» Interface dataset entries:
=== Begin Enclosure ===

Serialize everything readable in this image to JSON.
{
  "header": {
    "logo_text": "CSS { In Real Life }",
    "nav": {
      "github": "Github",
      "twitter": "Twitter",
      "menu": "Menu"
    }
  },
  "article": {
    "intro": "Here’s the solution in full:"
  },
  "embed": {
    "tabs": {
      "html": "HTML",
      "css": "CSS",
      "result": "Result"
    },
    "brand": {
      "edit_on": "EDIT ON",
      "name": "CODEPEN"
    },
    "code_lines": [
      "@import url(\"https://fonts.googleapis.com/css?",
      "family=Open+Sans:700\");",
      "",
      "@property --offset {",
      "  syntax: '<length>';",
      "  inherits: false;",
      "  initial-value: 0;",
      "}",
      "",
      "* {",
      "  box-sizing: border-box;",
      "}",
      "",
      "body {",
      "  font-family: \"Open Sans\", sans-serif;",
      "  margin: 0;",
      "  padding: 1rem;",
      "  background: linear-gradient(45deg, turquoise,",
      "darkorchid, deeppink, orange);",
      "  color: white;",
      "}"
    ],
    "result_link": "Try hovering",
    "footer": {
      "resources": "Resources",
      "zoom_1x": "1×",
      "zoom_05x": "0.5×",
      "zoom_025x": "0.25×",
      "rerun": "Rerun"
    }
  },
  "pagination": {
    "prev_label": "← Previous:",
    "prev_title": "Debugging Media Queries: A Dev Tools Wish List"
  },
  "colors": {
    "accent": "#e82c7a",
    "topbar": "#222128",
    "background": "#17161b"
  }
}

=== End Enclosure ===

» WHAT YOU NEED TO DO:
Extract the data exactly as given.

» ANSWER FOR THE TASK:
Serialize everything readable in this image to JSON.
{
  "header": {
    "logo_text": "CSS { In Real Life }",
    "nav": {
      "github": "Github",
      "twitter": "Twitter",
      "menu": "Menu"
    }
  },
  "article": {
    "intro": "Here’s the solution in full:"
  },
  "embed": {
    "tabs": {
      "html": "HTML",
      "css": "CSS",
      "result": "Result"
    },
    "brand": {
      "edit_on": "EDIT ON",
      "name": "CODEPEN"
    },
    "code_lines": [
      "@import url(\"https://fonts.googleapis.com/css?",
      "family=Open+Sans:700\");",
      "",
      "@property --offset {",
      "  syntax: '<length>';",
      "  inherits: false;",
      "  initial-value: 0;",
      "}",
      "",
      "* {",
      "  box-sizing: border-box;",
      "}",
      "",
      "body {",
      "  font-family: \"Open Sans\", sans-serif;",
      "  margin: 0;",
      "  padding: 1rem;",
      "  background: linear-gradient(45deg, turquoise,",
      "darkorchid, deeppink, orange);",
      "  color: white;",
      "}"
    ],
    "result_link": "Try hovering",
    "footer": {
      "resources": "Resources",
      "zoom_1x": "1×",
      "zoom_05x": "0.5×",
      "zoom_025x": "0.25×",
      "rerun": "Rerun"
    }
  },
  "pagination": {
    "prev_label": "← Previous:",
    "prev_title": "Debugging Media Queries: A Dev Tools Wish List"
  },
  "colors": {
    "accent": "#e82c7a",
    "topbar": "#222128",
    "background": "#17161b"
  }
}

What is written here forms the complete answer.